▶ **How to complete this task**: Return the following data exactly, with all pictures left out.

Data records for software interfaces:

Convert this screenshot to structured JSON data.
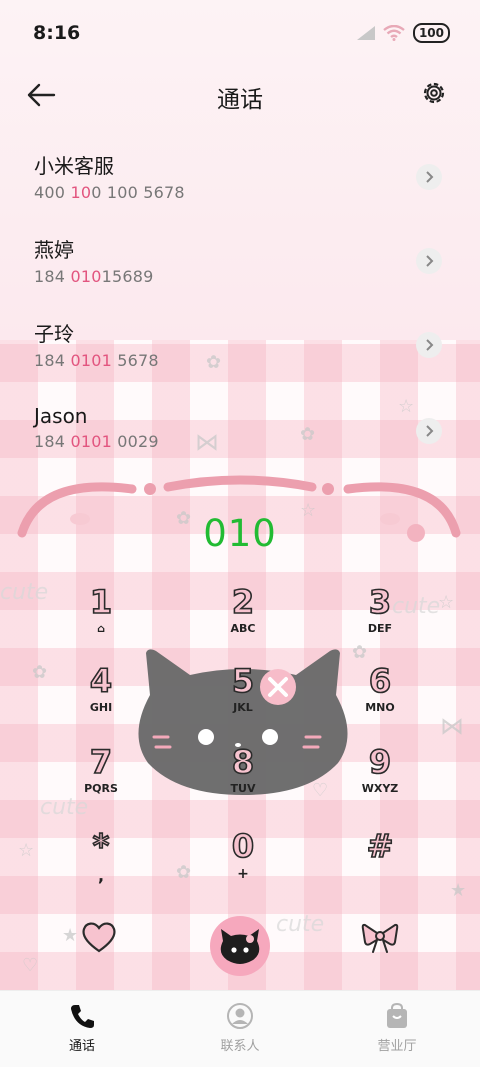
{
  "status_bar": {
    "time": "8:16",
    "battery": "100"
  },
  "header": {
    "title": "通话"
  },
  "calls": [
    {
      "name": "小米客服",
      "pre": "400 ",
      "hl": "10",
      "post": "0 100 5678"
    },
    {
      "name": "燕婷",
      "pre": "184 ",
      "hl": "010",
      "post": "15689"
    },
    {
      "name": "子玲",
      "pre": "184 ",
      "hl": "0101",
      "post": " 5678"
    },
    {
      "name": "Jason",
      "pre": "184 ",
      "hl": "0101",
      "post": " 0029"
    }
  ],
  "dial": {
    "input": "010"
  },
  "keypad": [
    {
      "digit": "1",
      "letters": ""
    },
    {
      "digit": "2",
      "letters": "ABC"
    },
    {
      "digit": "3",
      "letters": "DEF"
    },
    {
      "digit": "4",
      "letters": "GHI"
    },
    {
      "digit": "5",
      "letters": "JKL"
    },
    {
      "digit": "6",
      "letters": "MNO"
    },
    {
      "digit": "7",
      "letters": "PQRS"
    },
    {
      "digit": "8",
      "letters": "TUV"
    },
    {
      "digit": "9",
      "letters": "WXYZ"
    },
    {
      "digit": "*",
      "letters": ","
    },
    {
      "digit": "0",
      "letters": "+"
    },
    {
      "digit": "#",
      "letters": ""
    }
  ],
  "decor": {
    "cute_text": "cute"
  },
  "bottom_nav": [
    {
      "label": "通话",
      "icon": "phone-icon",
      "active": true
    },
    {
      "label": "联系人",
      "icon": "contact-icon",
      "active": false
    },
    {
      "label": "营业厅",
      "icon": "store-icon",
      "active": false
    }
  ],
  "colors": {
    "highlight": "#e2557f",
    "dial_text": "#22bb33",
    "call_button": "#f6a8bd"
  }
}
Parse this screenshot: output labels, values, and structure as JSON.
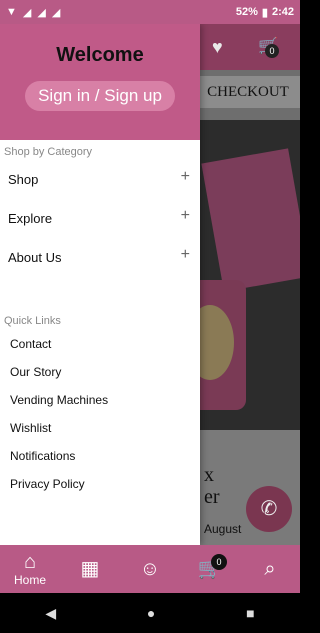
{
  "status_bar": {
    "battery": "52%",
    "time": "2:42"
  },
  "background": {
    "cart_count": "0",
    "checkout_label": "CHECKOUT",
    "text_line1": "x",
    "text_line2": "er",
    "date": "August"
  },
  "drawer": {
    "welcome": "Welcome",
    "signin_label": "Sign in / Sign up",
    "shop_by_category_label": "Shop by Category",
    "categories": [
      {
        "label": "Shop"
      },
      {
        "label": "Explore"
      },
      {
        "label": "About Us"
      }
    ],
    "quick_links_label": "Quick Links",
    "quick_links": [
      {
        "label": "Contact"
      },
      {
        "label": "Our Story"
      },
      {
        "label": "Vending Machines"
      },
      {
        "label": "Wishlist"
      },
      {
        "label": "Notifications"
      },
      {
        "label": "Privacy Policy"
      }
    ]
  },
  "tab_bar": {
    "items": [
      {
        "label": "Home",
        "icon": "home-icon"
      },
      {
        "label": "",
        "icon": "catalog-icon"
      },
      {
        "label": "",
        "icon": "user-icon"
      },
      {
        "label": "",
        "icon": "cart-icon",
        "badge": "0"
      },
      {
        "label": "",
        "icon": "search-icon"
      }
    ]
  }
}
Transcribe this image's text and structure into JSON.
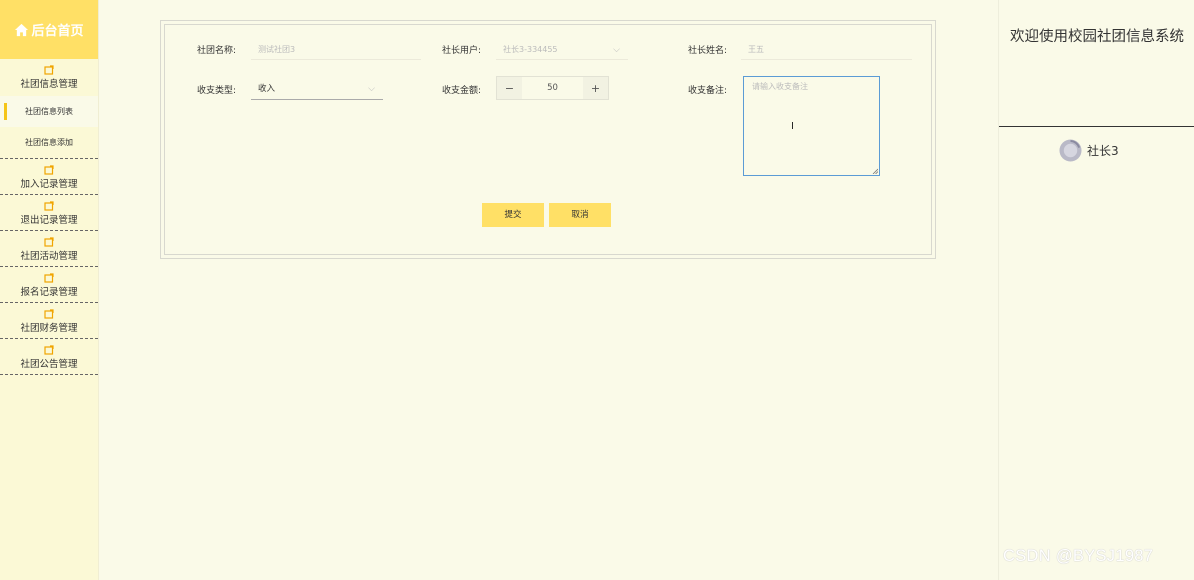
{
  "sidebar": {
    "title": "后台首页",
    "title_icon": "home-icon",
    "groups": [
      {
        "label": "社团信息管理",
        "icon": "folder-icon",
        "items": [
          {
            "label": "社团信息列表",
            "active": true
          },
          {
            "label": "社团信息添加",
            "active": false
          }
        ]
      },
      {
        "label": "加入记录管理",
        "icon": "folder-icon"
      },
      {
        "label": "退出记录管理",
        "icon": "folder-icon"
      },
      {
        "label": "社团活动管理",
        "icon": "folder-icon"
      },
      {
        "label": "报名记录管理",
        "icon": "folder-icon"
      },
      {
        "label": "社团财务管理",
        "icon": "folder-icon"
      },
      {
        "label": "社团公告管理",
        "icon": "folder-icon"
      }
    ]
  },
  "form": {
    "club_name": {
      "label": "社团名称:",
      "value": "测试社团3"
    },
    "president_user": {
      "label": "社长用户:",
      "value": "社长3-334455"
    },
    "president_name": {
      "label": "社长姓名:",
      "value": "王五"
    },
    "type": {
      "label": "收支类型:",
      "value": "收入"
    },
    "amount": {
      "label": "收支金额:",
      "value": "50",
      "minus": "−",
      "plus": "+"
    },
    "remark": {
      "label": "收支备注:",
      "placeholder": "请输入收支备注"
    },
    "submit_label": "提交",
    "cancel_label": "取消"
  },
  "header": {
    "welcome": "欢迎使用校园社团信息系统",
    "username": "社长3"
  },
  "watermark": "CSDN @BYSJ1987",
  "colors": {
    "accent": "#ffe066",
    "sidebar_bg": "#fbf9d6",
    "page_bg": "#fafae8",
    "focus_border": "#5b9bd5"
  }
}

▶ **Output of the exercise**:
Convert this screenshot to structured JSON data.
{
  "status_bar": {
    "time": "8:16",
    "battery": "100"
  },
  "header": {
    "title": "通话"
  },
  "calls": [
    {
      "name": "小米客服",
      "pre": "400 ",
      "hl": "10",
      "post": "0 100 5678"
    },
    {
      "name": "燕婷",
      "pre": "184 ",
      "hl": "010",
      "post": "15689"
    },
    {
      "name": "子玲",
      "pre": "184 ",
      "hl": "0101",
      "post": " 5678"
    },
    {
      "name": "Jason",
      "pre": "184 ",
      "hl": "0101",
      "post": " 0029"
    }
  ],
  "dial": {
    "input": "010"
  },
  "keypad": [
    {
      "digit": "1",
      "letters": ""
    },
    {
      "digit": "2",
      "letters": "ABC"
    },
    {
      "digit": "3",
      "letters": "DEF"
    },
    {
      "digit": "4",
      "letters": "GHI"
    },
    {
      "digit": "5",
      "letters": "JKL"
    },
    {
      "digit": "6",
      "letters": "MNO"
    },
    {
      "digit": "7",
      "letters": "PQRS"
    },
    {
      "digit": "8",
      "letters": "TUV"
    },
    {
      "digit": "9",
      "letters": "WXYZ"
    },
    {
      "digit": "*",
      "letters": ","
    },
    {
      "digit": "0",
      "letters": "+"
    },
    {
      "digit": "#",
      "letters": ""
    }
  ],
  "decor": {
    "cute_text": "cute"
  },
  "bottom_nav": [
    {
      "label": "通话",
      "icon": "phone-icon",
      "active": true
    },
    {
      "label": "联系人",
      "icon": "contact-icon",
      "active": false
    },
    {
      "label": "营业厅",
      "icon": "store-icon",
      "active": false
    }
  ],
  "colors": {
    "highlight": "#e2557f",
    "dial_text": "#22bb33",
    "call_button": "#f6a8bd"
  }
}
Parse this screenshot: output labels, values, and structure as JSON.
{
  "status_bar": {
    "battery": "52%",
    "time": "2:42"
  },
  "background": {
    "cart_count": "0",
    "checkout_label": "CHECKOUT",
    "text_line1": "x",
    "text_line2": "er",
    "date": "August"
  },
  "drawer": {
    "welcome": "Welcome",
    "signin_label": "Sign in / Sign up",
    "shop_by_category_label": "Shop by Category",
    "categories": [
      {
        "label": "Shop"
      },
      {
        "label": "Explore"
      },
      {
        "label": "About Us"
      }
    ],
    "quick_links_label": "Quick Links",
    "quick_links": [
      {
        "label": "Contact"
      },
      {
        "label": "Our Story"
      },
      {
        "label": "Vending Machines"
      },
      {
        "label": "Wishlist"
      },
      {
        "label": "Notifications"
      },
      {
        "label": "Privacy Policy"
      }
    ]
  },
  "tab_bar": {
    "items": [
      {
        "label": "Home",
        "icon": "home-icon"
      },
      {
        "label": "",
        "icon": "catalog-icon"
      },
      {
        "label": "",
        "icon": "user-icon"
      },
      {
        "label": "",
        "icon": "cart-icon",
        "badge": "0"
      },
      {
        "label": "",
        "icon": "search-icon"
      }
    ]
  }
}
Transcribe this image's text and structure into JSON.
{
  "sidebar": {
    "title": "后台首页",
    "title_icon": "home-icon",
    "groups": [
      {
        "label": "社团信息管理",
        "icon": "folder-icon",
        "items": [
          {
            "label": "社团信息列表",
            "active": true
          },
          {
            "label": "社团信息添加",
            "active": false
          }
        ]
      },
      {
        "label": "加入记录管理",
        "icon": "folder-icon"
      },
      {
        "label": "退出记录管理",
        "icon": "folder-icon"
      },
      {
        "label": "社团活动管理",
        "icon": "folder-icon"
      },
      {
        "label": "报名记录管理",
        "icon": "folder-icon"
      },
      {
        "label": "社团财务管理",
        "icon": "folder-icon"
      },
      {
        "label": "社团公告管理",
        "icon": "folder-icon"
      }
    ]
  },
  "form": {
    "club_name": {
      "label": "社团名称:",
      "value": "测试社团3"
    },
    "president_user": {
      "label": "社长用户:",
      "value": "社长3-334455"
    },
    "president_name": {
      "label": "社长姓名:",
      "value": "王五"
    },
    "type": {
      "label": "收支类型:",
      "value": "收入"
    },
    "amount": {
      "label": "收支金额:",
      "value": "50",
      "minus": "−",
      "plus": "+"
    },
    "remark": {
      "label": "收支备注:",
      "placeholder": "请输入收支备注"
    },
    "submit_label": "提交",
    "cancel_label": "取消"
  },
  "header": {
    "welcome": "欢迎使用校园社团信息系统",
    "username": "社长3"
  },
  "watermark": "CSDN @BYSJ1987",
  "colors": {
    "accent": "#ffe066",
    "sidebar_bg": "#fbf9d6",
    "page_bg": "#fafae8",
    "focus_border": "#5b9bd5"
  }
}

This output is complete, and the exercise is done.